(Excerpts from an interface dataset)
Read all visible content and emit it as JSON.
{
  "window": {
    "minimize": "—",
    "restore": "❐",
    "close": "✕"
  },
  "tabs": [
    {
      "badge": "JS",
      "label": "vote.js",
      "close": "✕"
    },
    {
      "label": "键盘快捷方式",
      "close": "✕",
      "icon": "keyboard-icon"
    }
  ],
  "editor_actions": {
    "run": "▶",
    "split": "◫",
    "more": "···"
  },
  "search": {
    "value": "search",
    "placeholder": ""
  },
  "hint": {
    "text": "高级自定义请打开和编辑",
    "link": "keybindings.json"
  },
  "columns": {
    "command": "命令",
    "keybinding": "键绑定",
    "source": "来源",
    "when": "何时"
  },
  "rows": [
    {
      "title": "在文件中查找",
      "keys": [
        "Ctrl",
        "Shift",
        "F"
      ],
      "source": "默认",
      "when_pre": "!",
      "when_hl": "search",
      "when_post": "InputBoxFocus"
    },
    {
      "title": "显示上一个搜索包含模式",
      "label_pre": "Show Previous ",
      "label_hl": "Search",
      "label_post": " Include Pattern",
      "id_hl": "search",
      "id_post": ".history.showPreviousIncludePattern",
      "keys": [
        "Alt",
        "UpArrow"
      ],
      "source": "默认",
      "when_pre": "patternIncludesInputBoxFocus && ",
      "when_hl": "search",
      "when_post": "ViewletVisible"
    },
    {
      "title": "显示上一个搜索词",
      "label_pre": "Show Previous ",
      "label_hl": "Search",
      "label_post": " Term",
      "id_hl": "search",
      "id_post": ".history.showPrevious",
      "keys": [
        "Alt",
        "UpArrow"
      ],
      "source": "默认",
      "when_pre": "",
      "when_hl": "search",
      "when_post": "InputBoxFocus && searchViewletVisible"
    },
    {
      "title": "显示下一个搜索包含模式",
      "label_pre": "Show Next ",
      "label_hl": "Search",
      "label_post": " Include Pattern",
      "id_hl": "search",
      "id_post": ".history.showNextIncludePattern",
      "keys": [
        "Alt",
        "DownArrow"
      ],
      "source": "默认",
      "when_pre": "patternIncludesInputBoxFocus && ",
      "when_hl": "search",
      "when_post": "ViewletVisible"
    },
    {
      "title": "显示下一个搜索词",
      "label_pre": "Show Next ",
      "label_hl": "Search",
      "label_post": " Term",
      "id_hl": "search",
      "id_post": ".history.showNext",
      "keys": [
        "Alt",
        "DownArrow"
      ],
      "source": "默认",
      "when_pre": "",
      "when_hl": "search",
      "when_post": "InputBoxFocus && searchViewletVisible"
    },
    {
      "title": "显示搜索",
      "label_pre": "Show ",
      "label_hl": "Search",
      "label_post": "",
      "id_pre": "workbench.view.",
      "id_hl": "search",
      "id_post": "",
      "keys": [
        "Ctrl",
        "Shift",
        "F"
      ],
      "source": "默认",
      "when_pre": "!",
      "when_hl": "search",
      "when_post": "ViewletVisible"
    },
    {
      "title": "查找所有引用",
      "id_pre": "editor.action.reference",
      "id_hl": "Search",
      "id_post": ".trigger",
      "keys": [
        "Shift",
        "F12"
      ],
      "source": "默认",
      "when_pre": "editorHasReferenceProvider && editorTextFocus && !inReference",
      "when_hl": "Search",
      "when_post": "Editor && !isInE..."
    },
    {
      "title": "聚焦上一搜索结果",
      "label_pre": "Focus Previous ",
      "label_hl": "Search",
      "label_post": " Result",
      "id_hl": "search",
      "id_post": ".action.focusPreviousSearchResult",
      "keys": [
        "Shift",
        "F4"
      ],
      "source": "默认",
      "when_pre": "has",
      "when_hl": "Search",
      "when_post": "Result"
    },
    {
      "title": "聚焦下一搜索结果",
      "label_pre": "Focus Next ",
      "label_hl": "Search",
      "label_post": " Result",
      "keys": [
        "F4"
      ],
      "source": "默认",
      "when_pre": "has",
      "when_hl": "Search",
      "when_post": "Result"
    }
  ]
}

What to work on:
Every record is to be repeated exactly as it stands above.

Exercise solution:
Read all visible content and emit it as JSON.
{
  "window": {
    "minimize": "—",
    "restore": "❐",
    "close": "✕"
  },
  "tabs": [
    {
      "badge": "JS",
      "label": "vote.js",
      "close": "✕"
    },
    {
      "label": "键盘快捷方式",
      "close": "✕",
      "icon": "keyboard-icon"
    }
  ],
  "editor_actions": {
    "run": "▶",
    "split": "◫",
    "more": "···"
  },
  "search": {
    "value": "search",
    "placeholder": ""
  },
  "hint": {
    "text": "高级自定义请打开和编辑",
    "link": "keybindings.json"
  },
  "columns": {
    "command": "命令",
    "keybinding": "键绑定",
    "source": "来源",
    "when": "何时"
  },
  "rows": [
    {
      "title": "在文件中查找",
      "keys": [
        "Ctrl",
        "Shift",
        "F"
      ],
      "source": "默认",
      "when_pre": "!",
      "when_hl": "search",
      "when_post": "InputBoxFocus"
    },
    {
      "title": "显示上一个搜索包含模式",
      "label_pre": "Show Previous ",
      "label_hl": "Search",
      "label_post": " Include Pattern",
      "id_hl": "search",
      "id_post": ".history.showPreviousIncludePattern",
      "keys": [
        "Alt",
        "UpArrow"
      ],
      "source": "默认",
      "when_pre": "patternIncludesInputBoxFocus && ",
      "when_hl": "search",
      "when_post": "ViewletVisible"
    },
    {
      "title": "显示上一个搜索词",
      "label_pre": "Show Previous ",
      "label_hl": "Search",
      "label_post": " Term",
      "id_hl": "search",
      "id_post": ".history.showPrevious",
      "keys": [
        "Alt",
        "UpArrow"
      ],
      "source": "默认",
      "when_pre": "",
      "when_hl": "search",
      "when_post": "InputBoxFocus && searchViewletVisible"
    },
    {
      "title": "显示下一个搜索包含模式",
      "label_pre": "Show Next ",
      "label_hl": "Search",
      "label_post": " Include Pattern",
      "id_hl": "search",
      "id_post": ".history.showNextIncludePattern",
      "keys": [
        "Alt",
        "DownArrow"
      ],
      "source": "默认",
      "when_pre": "patternIncludesInputBoxFocus && ",
      "when_hl": "search",
      "when_post": "ViewletVisible"
    },
    {
      "title": "显示下一个搜索词",
      "label_pre": "Show Next ",
      "label_hl": "Search",
      "label_post": " Term",
      "id_hl": "search",
      "id_post": ".history.showNext",
      "keys": [
        "Alt",
        "DownArrow"
      ],
      "source": "默认",
      "when_pre": "",
      "when_hl": "search",
      "when_post": "InputBoxFocus && searchViewletVisible"
    },
    {
      "title": "显示搜索",
      "label_pre": "Show ",
      "label_hl": "Search",
      "label_post": "",
      "id_pre": "workbench.view.",
      "id_hl": "search",
      "id_post": "",
      "keys": [
        "Ctrl",
        "Shift",
        "F"
      ],
      "source": "默认",
      "when_pre": "!",
      "when_hl": "search",
      "when_post": "ViewletVisible"
    },
    {
      "title": "查找所有引用",
      "id_pre": "editor.action.reference",
      "id_hl": "Search",
      "id_post": ".trigger",
      "keys": [
        "Shift",
        "F12"
      ],
      "source": "默认",
      "when_pre": "editorHasReferenceProvider && editorTextFocus && !inReference",
      "when_hl": "Search",
      "when_post": "Editor && !isInE..."
    },
    {
      "title": "聚焦上一搜索结果",
      "label_pre": "Focus Previous ",
      "label_hl": "Search",
      "label_post": " Result",
      "id_hl": "search",
      "id_post": ".action.focusPreviousSearchResult",
      "keys": [
        "Shift",
        "F4"
      ],
      "source": "默认",
      "when_pre": "has",
      "when_hl": "Search",
      "when_post": "Result"
    },
    {
      "title": "聚焦下一搜索结果",
      "label_pre": "Focus Next ",
      "label_hl": "Search",
      "label_post": " Result",
      "keys": [
        "F4"
      ],
      "source": "默认",
      "when_pre": "has",
      "when_hl": "Search",
      "when_post": "Result"
    }
  ]
}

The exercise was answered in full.